──────── Data to process

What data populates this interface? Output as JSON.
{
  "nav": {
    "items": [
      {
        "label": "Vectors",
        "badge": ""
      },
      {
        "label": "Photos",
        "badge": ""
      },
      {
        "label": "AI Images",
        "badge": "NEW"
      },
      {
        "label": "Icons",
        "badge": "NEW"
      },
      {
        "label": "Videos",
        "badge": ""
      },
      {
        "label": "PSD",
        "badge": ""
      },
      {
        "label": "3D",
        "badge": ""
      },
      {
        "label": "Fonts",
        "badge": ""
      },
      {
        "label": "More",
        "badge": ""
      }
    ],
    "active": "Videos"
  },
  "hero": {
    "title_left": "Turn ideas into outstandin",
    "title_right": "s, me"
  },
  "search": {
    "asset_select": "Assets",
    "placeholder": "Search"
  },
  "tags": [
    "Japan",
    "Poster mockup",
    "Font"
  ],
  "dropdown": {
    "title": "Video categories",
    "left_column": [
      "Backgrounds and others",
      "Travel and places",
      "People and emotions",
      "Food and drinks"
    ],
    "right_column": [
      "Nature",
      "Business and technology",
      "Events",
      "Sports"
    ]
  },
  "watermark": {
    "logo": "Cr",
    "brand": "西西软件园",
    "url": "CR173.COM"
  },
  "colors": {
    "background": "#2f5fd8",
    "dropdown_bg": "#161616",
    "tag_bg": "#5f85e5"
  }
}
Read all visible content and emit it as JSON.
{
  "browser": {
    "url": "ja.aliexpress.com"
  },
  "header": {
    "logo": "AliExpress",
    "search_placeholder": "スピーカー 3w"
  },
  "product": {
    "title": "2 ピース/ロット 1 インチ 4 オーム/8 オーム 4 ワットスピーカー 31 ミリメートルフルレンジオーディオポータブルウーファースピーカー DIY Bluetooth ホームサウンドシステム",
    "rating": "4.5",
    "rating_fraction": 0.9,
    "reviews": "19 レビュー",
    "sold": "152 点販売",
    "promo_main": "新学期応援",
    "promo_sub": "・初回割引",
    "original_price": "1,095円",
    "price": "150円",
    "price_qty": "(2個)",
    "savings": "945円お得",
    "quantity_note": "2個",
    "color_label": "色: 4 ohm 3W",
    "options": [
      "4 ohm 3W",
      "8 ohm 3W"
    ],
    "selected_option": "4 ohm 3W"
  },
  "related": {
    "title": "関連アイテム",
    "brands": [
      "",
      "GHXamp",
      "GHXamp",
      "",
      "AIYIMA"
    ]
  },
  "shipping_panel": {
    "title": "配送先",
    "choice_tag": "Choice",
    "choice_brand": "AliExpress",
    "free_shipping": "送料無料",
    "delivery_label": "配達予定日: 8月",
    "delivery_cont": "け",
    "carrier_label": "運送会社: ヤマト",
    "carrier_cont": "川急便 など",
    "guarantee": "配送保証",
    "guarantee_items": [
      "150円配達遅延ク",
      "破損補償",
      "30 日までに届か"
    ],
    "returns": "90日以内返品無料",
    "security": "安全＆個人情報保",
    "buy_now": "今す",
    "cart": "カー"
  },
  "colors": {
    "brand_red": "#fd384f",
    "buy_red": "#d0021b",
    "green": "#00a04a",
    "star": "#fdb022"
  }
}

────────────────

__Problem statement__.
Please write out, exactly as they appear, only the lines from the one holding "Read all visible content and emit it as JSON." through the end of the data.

__Response area__.
Read all visible content and emit it as JSON.
{
  "browser": {
    "url": "ja.aliexpress.com"
  },
  "header": {
    "logo": "AliExpress",
    "search_placeholder": "スピーカー 3w"
  },
  "product": {
    "title": "2 ピース/ロット 1 インチ 4 オーム/8 オーム 4 ワットスピーカー 31 ミリメートルフルレンジオーディオポータブルウーファースピーカー DIY Bluetooth ホームサウンドシステム",
    "rating": "4.5",
    "rating_fraction": 0.9,
    "reviews": "19 レビュー",
    "sold": "152 点販売",
    "promo_main": "新学期応援",
    "promo_sub": "・初回割引",
    "original_price": "1,095円",
    "price": "150円",
    "price_qty": "(2個)",
    "savings": "945円お得",
    "quantity_note": "2個",
    "color_label": "色: 4 ohm 3W",
    "options": [
      "4 ohm 3W",
      "8 ohm 3W"
    ],
    "selected_option": "4 ohm 3W"
  },
  "related": {
    "title": "関連アイテム",
    "brands": [
      "",
      "GHXamp",
      "GHXamp",
      "",
      "AIYIMA"
    ]
  },
  "shipping_panel": {
    "title": "配送先",
    "choice_tag": "Choice",
    "choice_brand": "AliExpress",
    "free_shipping": "送料無料",
    "delivery_label": "配達予定日: 8月",
    "delivery_cont": "け",
    "carrier_label": "運送会社: ヤマト",
    "carrier_cont": "川急便 など",
    "guarantee": "配送保証",
    "guarantee_items": [
      "150円配達遅延ク",
      "破損補償",
      "30 日までに届か"
    ],
    "returns": "90日以内返品無料",
    "security": "安全＆個人情報保",
    "buy_now": "今す",
    "cart": "カー"
  },
  "colors": {
    "brand_red": "#fd384f",
    "buy_red": "#d0021b",
    "green": "#00a04a",
    "star": "#fdb022"
  }
}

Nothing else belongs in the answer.